=== Section Start ===
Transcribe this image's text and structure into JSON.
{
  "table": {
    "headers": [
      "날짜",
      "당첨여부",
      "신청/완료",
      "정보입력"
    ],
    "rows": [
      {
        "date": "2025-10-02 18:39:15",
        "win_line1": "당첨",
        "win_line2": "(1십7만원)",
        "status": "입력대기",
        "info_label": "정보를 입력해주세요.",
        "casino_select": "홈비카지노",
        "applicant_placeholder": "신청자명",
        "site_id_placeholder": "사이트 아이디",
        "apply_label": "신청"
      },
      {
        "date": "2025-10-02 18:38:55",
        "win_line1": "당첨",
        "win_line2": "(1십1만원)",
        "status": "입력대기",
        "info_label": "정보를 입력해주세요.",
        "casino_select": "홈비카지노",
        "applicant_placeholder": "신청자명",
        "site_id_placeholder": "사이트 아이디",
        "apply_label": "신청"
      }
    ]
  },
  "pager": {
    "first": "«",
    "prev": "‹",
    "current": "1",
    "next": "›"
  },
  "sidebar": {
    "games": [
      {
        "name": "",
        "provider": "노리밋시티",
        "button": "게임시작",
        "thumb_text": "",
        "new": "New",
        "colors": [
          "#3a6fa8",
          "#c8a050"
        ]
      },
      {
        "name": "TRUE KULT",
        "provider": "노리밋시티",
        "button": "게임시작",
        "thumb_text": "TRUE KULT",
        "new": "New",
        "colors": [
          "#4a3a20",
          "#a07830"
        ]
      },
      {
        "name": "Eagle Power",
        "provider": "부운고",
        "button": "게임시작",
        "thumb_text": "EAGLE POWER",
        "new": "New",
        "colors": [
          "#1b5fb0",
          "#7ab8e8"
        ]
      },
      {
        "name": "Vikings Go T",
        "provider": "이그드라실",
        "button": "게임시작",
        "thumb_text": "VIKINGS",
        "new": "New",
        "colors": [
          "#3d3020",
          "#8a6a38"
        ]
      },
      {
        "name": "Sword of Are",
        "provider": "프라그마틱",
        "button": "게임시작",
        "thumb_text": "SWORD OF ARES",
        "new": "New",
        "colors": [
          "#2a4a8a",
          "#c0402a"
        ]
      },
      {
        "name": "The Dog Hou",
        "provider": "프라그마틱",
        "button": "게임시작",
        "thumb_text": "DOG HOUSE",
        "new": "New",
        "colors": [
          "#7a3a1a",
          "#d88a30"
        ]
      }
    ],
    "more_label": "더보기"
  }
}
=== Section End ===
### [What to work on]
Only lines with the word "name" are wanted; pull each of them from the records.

### [Written solution]
        "name": "",
        "name": "TRUE KULT",
        "name": "Eagle Power",
        "name": "Vikings Go T",
        "name": "Sword of Are",
        "name": "The Dog Hou",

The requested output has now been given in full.